-- Problem details --
Report the count of lines holding "JSON" in the records, with no other words.

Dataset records

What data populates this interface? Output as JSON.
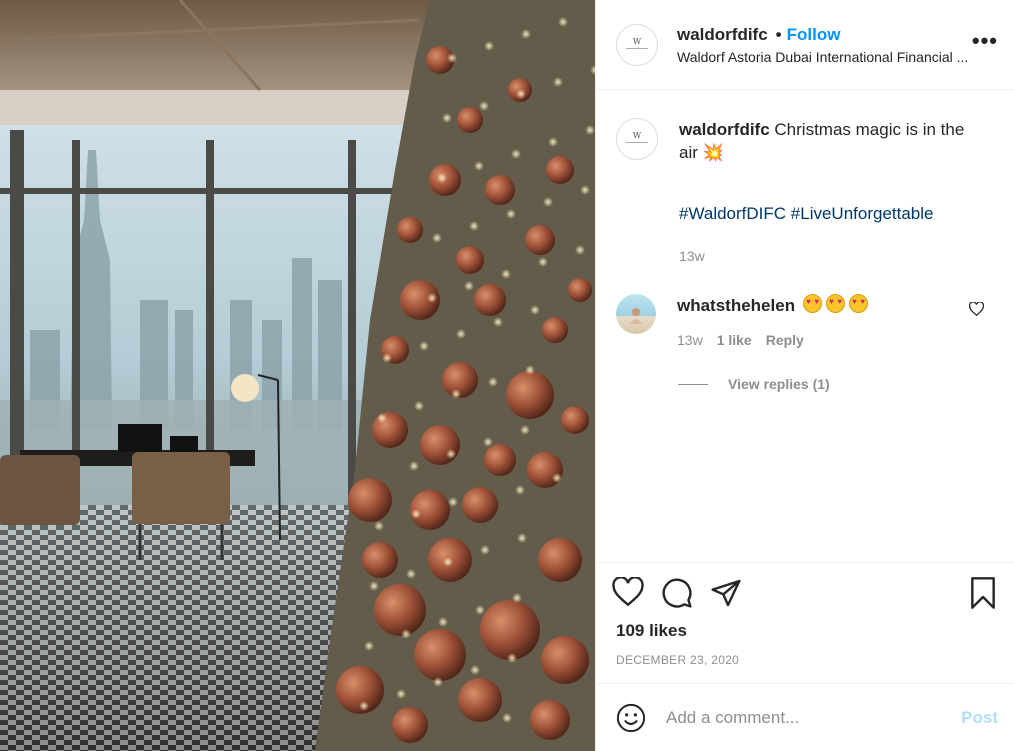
{
  "header": {
    "username": "waldorfdifc",
    "separator": "•",
    "follow_label": "Follow",
    "location": "Waldorf Astoria Dubai International Financial ...",
    "more_label": "•••"
  },
  "caption": {
    "username": "waldorfdifc",
    "text": "Christmas magic is in the air 💥",
    "hashtags": "#WaldorfDIFC #LiveUnforgettable",
    "age": "13w"
  },
  "comment": {
    "username": "whatsthehelen",
    "age": "13w",
    "likes": "1 like",
    "reply_label": "Reply",
    "emoji_count": 3
  },
  "view_replies": "View replies (1)",
  "post": {
    "likes": "109 likes",
    "date": "DECEMBER 23, 2020"
  },
  "comment_box": {
    "placeholder": "Add a comment...",
    "post_label": "Post"
  },
  "icons": {
    "like": "heart-icon",
    "comment": "comment-icon",
    "share": "share-icon",
    "save": "bookmark-icon",
    "emoji": "emoji-icon"
  },
  "colors": {
    "accent": "#0095f6",
    "hashtag": "#00376b",
    "muted": "#8e8e8e",
    "post_disabled": "#b2dffc"
  }
}
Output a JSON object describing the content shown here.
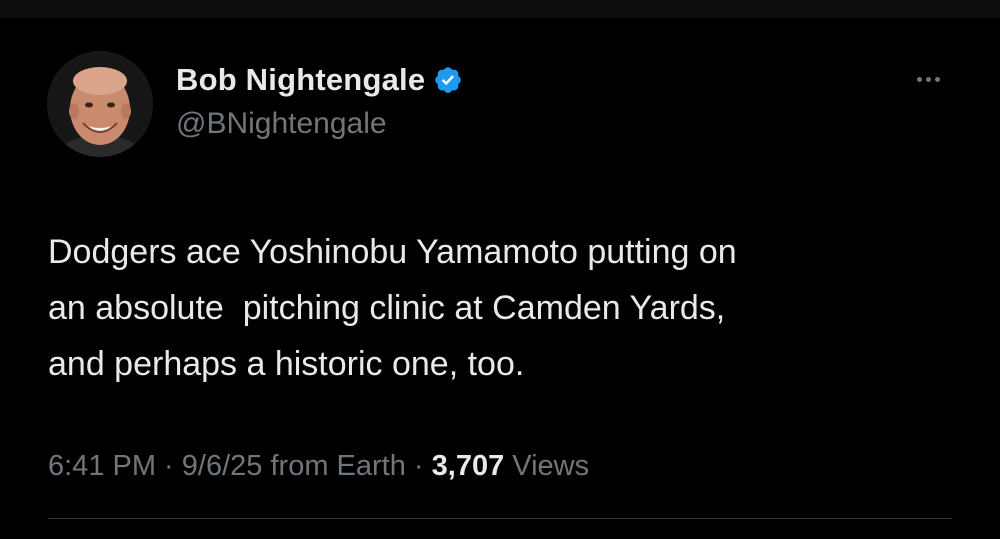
{
  "author": {
    "display_name": "Bob Nightengale",
    "handle": "@BNightengale",
    "verified": true,
    "verified_color": "#1d9bf0"
  },
  "tweet": {
    "text_lines": [
      "Dodgers ace Yoshinobu Yamamoto putting on",
      "an absolute  pitching clinic at Camden Yards,",
      "and perhaps a historic one, too."
    ],
    "time": "6:41 PM",
    "separator": " · ",
    "date": "9/6/25",
    "source": "from Earth",
    "views_count": "3,707",
    "views_label": "Views"
  },
  "icons": {
    "more": "more-horizontal-icon",
    "verified": "verified-badge-icon"
  },
  "colors": {
    "background": "#000000",
    "primary_text": "#e7e9ea",
    "secondary_text": "#71767b",
    "divider": "#2f3336"
  }
}
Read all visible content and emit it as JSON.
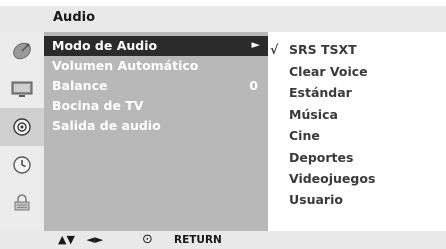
{
  "header": {
    "title": "Audio"
  },
  "sidebar": {
    "icons": [
      {
        "name": "satellite-dish-icon",
        "selected": false
      },
      {
        "name": "tv-picture-icon",
        "selected": false
      },
      {
        "name": "speaker-audio-icon",
        "selected": true
      },
      {
        "name": "clock-time-icon",
        "selected": false
      },
      {
        "name": "lock-option-icon",
        "selected": false
      }
    ]
  },
  "menu": {
    "items": [
      {
        "label": "Modo de Audio",
        "value": "",
        "arrow": "►",
        "selected": true
      },
      {
        "label": "Volumen Automático",
        "value": "",
        "arrow": "",
        "selected": false
      },
      {
        "label": "Balance",
        "value": "0",
        "arrow": "",
        "selected": false
      },
      {
        "label": "Bocina de TV",
        "value": "",
        "arrow": "",
        "selected": false
      },
      {
        "label": "Salida de audio",
        "value": "",
        "arrow": "",
        "selected": false
      }
    ]
  },
  "options": {
    "check_mark": "√",
    "items": [
      {
        "label": "SRS TSXT",
        "checked": true
      },
      {
        "label": "Clear Voice",
        "checked": false
      },
      {
        "label": "Estándar",
        "checked": false
      },
      {
        "label": "Música",
        "checked": false
      },
      {
        "label": "Cine",
        "checked": false
      },
      {
        "label": "Deportes",
        "checked": false
      },
      {
        "label": "Videojuegos",
        "checked": false
      },
      {
        "label": "Usuario",
        "checked": false
      }
    ]
  },
  "footer": {
    "nav_up_down": "▲▼",
    "nav_left_right": "◄►",
    "ok_symbol": "⊙",
    "return_label": "RETURN"
  },
  "colors": {
    "menu_bg": "#b8b8b8",
    "menu_selected": "#2b2b2b",
    "bar_bg": "#e9e9e9"
  }
}
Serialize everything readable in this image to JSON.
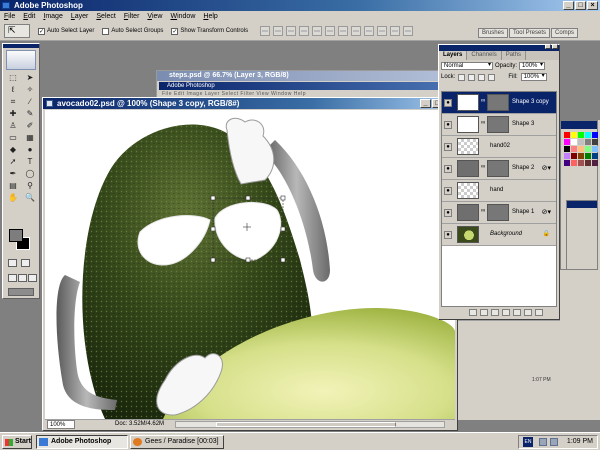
{
  "app": {
    "title": "Adobe Photoshop"
  },
  "menu": [
    "File",
    "Edit",
    "Image",
    "Layer",
    "Select",
    "Filter",
    "View",
    "Window",
    "Help"
  ],
  "options": {
    "auto_select_layer": "Auto Select Layer",
    "auto_select_groups": "Auto Select Groups",
    "show_transform_controls": "Show Transform Controls"
  },
  "palette_well": [
    "Brushes",
    "Tool Presets",
    "Comps"
  ],
  "documents": {
    "main": {
      "title": "avocado02.psd @ 100% (Shape 3 copy, RGB/8#)",
      "zoom": "100%",
      "doc_info": "Doc: 3.52M/4.62M"
    },
    "background": {
      "title": "steps.psd @ 66.7% (Layer 3, RGB/8)",
      "inner_title": "Adobe Photoshop"
    }
  },
  "layers_panel": {
    "tabs": [
      "Layers",
      "Channels",
      "Paths"
    ],
    "blend_mode": "Normal",
    "opacity_label": "Opacity:",
    "opacity": "100%",
    "lock_label": "Lock:",
    "fill_label": "Fill:",
    "fill": "100%",
    "layers": [
      {
        "name": "Shape 3 copy",
        "selected": true,
        "thumb": "white",
        "mask": true,
        "fx": false,
        "lock": false
      },
      {
        "name": "Shape 3",
        "selected": false,
        "thumb": "white",
        "mask": true,
        "fx": false,
        "lock": false
      },
      {
        "name": "hand02",
        "selected": false,
        "thumb": "checker",
        "mask": false,
        "fx": false,
        "lock": false
      },
      {
        "name": "Shape 2",
        "selected": false,
        "thumb": "gray",
        "mask": true,
        "fx": true,
        "lock": false
      },
      {
        "name": "hand",
        "selected": false,
        "thumb": "checker",
        "mask": false,
        "fx": false,
        "lock": false
      },
      {
        "name": "Shape 1",
        "selected": false,
        "thumb": "gray",
        "mask": true,
        "fx": true,
        "lock": false
      },
      {
        "name": "Background",
        "selected": false,
        "thumb": "avocado",
        "mask": false,
        "fx": false,
        "lock": true
      }
    ]
  },
  "history_strip": {
    "clock": "1:07 PM"
  },
  "taskbar": {
    "start": "Start",
    "tasks": [
      "Adobe Photoshop",
      "Gees / Paradise [00:03]"
    ],
    "tray_lang": "EN",
    "clock": "1:09 PM"
  },
  "colors": {
    "titlebar": "#0a246a",
    "face": "#d4d0c8",
    "avocado_skin": "#2f3f16",
    "avocado_flesh": "#c6d970",
    "foreground_swatch": "#7d7d7d",
    "background_swatch": "#000000"
  },
  "icons": [
    "app-icon",
    "move-tool-icon",
    "eye-icon",
    "chain-link-icon",
    "fx-icon",
    "lock-icon",
    "start-flag-icon"
  ]
}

-- Your solution --
4